(read the whole article; below are excerpts)
Knisely, a 53-year-old tax analyst for the state comptroller’s office, has received numerous notices that his insurance company was billed thousands of dollars by the hospital, doctors and other medical providers for treatment of post-surgery complications such as pancreatitis, an inflammation of the pancreas. Knisely said he also has been billed directly several times and has been contacted by a collection agency because he wouldn’t pay.
Kimberly Tracy, a 51-year-old dialysis nurse who lives in Dayton, Ohio, donated a kidney to her nephew in 2001 and said she had to provide her insurance information to the hospital to get pain medication from the surgery.
“It was either that, or I was going to have to suck it up and go home without any,” she said.

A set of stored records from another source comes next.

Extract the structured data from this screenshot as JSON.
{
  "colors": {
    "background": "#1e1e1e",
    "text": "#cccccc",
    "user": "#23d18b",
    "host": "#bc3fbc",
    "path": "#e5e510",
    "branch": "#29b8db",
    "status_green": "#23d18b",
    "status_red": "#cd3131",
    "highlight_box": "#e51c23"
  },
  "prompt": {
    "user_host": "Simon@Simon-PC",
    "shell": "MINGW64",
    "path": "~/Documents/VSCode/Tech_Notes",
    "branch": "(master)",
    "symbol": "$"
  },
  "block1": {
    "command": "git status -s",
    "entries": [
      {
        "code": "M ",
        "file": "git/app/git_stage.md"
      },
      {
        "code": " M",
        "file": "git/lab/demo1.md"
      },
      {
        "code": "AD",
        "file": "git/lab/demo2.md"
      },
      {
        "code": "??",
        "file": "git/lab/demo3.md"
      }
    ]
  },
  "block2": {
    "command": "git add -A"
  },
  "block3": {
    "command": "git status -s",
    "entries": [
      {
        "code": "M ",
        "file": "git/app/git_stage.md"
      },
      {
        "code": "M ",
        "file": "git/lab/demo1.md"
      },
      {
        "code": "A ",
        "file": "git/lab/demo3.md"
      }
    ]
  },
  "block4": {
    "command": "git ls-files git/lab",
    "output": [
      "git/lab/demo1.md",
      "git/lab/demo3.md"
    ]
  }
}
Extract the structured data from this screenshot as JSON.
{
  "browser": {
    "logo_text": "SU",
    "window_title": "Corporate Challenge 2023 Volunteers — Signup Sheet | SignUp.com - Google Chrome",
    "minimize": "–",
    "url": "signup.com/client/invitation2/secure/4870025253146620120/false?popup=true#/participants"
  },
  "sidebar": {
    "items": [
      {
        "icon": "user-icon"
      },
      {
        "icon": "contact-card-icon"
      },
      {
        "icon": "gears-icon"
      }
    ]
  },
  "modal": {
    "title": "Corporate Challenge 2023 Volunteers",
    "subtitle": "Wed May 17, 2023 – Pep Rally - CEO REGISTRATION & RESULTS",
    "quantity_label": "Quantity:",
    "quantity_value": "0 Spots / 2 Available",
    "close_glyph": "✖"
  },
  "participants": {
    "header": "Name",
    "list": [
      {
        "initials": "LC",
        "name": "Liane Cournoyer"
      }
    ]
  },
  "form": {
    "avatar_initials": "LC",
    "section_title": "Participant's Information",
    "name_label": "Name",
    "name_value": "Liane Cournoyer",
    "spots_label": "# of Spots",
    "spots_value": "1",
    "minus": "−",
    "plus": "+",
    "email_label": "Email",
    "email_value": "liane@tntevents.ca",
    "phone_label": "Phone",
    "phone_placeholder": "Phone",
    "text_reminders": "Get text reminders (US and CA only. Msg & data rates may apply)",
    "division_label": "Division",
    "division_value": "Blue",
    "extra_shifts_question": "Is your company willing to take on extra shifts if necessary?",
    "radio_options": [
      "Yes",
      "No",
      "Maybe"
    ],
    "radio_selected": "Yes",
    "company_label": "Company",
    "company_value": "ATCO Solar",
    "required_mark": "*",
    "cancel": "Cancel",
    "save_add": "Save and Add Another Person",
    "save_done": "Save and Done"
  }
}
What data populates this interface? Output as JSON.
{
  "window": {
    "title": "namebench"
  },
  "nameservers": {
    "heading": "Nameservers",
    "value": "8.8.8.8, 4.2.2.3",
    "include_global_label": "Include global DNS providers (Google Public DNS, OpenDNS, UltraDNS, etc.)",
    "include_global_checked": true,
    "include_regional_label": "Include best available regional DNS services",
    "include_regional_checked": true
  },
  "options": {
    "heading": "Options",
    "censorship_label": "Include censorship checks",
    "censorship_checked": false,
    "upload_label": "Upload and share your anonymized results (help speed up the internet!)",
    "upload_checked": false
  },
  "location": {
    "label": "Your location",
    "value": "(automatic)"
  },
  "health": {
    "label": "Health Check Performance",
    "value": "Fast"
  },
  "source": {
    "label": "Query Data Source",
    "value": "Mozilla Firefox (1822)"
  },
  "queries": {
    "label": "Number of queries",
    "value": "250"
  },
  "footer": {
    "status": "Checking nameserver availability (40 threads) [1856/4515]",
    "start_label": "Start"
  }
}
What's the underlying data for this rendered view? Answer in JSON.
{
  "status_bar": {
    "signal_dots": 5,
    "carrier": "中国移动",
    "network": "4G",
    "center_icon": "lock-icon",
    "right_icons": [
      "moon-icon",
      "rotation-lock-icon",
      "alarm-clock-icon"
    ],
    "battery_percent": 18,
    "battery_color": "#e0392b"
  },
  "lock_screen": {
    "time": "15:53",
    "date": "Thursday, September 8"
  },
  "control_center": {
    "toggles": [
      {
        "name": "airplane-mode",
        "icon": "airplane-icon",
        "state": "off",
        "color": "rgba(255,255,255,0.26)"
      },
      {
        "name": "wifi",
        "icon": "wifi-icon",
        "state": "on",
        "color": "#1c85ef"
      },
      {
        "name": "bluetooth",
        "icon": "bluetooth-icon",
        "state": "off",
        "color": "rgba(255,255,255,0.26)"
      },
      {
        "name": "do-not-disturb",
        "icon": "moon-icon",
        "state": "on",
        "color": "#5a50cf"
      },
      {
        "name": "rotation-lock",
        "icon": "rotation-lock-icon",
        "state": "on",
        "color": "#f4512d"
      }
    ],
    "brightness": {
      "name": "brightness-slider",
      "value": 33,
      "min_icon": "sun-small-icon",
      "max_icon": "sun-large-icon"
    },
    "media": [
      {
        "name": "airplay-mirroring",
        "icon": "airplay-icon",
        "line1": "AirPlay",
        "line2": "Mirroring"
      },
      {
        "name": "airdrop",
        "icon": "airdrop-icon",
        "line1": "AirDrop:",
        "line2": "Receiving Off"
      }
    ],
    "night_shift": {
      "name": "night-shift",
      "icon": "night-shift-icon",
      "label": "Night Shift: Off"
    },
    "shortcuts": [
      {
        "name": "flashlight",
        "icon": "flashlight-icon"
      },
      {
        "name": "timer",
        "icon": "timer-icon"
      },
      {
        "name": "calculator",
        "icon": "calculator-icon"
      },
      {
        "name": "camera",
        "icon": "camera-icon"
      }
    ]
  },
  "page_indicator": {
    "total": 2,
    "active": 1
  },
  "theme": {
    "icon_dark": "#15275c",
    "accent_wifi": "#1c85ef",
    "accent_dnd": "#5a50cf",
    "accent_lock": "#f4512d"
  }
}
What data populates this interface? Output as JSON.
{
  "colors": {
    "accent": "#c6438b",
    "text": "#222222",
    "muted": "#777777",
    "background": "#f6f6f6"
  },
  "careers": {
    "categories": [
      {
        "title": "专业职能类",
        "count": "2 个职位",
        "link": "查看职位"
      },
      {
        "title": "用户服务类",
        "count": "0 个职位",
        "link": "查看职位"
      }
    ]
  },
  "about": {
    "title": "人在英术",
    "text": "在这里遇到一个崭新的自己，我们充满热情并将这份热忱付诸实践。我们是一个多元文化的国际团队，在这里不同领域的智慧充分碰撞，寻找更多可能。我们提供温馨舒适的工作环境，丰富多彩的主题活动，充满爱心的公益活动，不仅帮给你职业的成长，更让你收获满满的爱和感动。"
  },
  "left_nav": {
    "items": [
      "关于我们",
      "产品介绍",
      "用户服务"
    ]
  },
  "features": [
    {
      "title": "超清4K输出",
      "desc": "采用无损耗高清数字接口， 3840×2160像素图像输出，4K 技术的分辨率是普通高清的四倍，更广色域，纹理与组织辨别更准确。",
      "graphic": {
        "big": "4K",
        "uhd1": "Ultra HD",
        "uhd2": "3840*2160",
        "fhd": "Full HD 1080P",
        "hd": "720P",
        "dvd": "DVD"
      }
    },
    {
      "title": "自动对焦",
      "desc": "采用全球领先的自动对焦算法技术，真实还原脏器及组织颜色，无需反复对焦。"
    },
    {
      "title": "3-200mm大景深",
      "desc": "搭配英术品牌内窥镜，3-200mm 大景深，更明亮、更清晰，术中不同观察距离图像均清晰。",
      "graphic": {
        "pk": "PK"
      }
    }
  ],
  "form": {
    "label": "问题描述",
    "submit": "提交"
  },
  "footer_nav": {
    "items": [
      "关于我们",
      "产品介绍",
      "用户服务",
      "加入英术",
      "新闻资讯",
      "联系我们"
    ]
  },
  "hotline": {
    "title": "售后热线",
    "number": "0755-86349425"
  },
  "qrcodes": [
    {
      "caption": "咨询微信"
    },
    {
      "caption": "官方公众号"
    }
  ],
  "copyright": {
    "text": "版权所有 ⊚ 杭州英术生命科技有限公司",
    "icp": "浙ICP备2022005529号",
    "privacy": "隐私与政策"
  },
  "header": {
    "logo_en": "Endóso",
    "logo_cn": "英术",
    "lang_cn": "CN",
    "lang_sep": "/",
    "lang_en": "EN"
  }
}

She ended up using her own insurance to pay for the medicine and other transplant-related bills, including a later surgery, she said.
Knisely said the hospital did not tell him that if ever he loses his insurance with the state comptroller’s office where he and Vara, 52, work, some insurers might consider a single kidney to be a pre-existing condition and a possible reason to deny future coverage.
Laura Odom, a 52-year-old mother of five in Wheaton, Ill., said after she donated part of her liver in 2002 to her sister-in-law, who had liver disease, she was billed incorrectly for the transplant and for treatment for later complications. She said it took about six months to straighten out the billing, but she’s had ongoing health problems since the transplant, including chronic pain and a grapefruit-sized hernia in her diaphragm that led to serious intestinal problems.
She can no longer get private insurance because she is considered to have a pre-existing medical condition, she said. She is on Medicaid now.
Everything was done so hurriedly to save her sister-in-law, she said, that she didn’t know that in the process of donating part of her liver doctors also would have to remove her gallbladder. That has contributed to her digestive problems, Odom said.
“In retrospect, I would have done things differently. I would have had a notebook and gotten things in writing,” Odom said. “I have a recipient who has her life back, and now I’m sicker than she is.”